TOKYO: Iran and Japan signed an investment agreement on Friday following the lifting of sanctions on Tehran last month, aimed at encouraging investment in the Iranian economy from Japanese companies wary of remaining US restrictions.
Major international companies have been rushing to establish themselves in Iran as the country re-opens for business after the lifting of international sanctions but Japanese companies have been cautious.
“Iran has great potential for Japanese companies as an investment destination given its rich reserves of oil and natural gas and its huge market,” Japan’s foreign ministry said in a statement after the agreement was signed in Tokyo.
The agreement “improves legal stability of investment, will contribute to promotion of the reciprocal investment and human exchanges, and to further development of the economic relationship between the two countries,” the ministry said.
With a market of 80 million people and annual output of some $400 billion, Iran is the biggest economy to rejoin the global trading system since the Soviet Union broke up over two decades ago.
Although many crippling sanctions have been lifted in return for compliance with a deal to curb its nuclear ambitions, some financial restrictions remain in place, which has kept Japanese companies on the sidelines.
“If any Japanese banks or other banks feel that they have some problems, immediately let us know,” Mohammad Khazaee, Iran’s vice minister of economic affairs and finance, told a gathering of about 200 Japanese business representatives on Friday.
“We have a channel of communication directly to the US Treasury and to the US Secretary of State,” Khazaee said before exhorting Japanese companies to invest.
Washington still prevents US nationals, banks and insurers from trading with Iran and also prohibits any trades with Iran in US dollars from being processed via the US financial system, a significant complication given the greenback’s role as the world’s main business currency.
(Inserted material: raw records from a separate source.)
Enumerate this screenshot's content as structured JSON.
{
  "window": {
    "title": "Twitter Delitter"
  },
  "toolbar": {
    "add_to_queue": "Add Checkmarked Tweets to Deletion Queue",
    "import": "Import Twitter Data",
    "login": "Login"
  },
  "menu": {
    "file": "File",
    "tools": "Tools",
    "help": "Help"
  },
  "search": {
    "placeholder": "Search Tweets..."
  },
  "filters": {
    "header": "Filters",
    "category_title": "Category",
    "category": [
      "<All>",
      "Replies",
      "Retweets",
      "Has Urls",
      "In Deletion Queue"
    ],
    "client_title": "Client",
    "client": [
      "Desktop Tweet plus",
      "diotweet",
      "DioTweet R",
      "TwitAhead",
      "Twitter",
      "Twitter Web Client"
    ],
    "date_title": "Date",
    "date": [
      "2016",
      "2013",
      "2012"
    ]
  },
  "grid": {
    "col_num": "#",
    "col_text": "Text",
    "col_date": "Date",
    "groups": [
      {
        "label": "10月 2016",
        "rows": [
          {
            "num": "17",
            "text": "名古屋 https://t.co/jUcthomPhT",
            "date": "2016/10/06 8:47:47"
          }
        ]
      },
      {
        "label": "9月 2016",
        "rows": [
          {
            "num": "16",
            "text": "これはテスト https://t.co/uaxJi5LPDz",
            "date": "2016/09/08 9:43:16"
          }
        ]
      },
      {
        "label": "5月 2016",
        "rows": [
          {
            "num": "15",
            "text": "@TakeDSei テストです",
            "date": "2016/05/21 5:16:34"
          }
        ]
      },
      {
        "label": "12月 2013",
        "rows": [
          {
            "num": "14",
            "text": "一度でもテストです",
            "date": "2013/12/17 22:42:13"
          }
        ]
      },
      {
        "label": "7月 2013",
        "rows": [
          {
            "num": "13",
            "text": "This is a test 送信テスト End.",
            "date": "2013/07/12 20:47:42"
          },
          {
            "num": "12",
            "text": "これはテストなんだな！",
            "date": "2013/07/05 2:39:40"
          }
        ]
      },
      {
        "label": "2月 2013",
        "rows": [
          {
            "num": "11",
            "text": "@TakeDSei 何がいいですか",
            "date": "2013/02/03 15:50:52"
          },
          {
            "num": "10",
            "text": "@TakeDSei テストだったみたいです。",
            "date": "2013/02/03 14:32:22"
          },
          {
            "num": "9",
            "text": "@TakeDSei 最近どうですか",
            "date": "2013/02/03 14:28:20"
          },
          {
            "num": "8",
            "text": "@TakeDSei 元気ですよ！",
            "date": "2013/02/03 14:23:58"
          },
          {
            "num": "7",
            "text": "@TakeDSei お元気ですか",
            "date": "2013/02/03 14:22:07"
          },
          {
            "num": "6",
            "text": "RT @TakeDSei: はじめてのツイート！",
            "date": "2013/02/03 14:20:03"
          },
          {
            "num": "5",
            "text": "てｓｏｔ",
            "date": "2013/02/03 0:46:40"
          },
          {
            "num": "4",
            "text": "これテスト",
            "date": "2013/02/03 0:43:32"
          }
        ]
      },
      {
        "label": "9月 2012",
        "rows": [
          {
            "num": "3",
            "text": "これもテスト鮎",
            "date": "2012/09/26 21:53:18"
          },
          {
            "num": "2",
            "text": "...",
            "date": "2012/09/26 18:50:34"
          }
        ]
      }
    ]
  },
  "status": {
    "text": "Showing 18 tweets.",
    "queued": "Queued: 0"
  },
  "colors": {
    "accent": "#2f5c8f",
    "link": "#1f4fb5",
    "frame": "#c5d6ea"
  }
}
Iran has 9.3pc of the world’s proven oil reserves, the fourth largest after Venezuela, Saudi Arabia and Canada.
It also has 18.2pc of the world’s natural gas reserves, bigger even than Russia’s 17.4pc share, according to the BP Statistical Review of World Energy.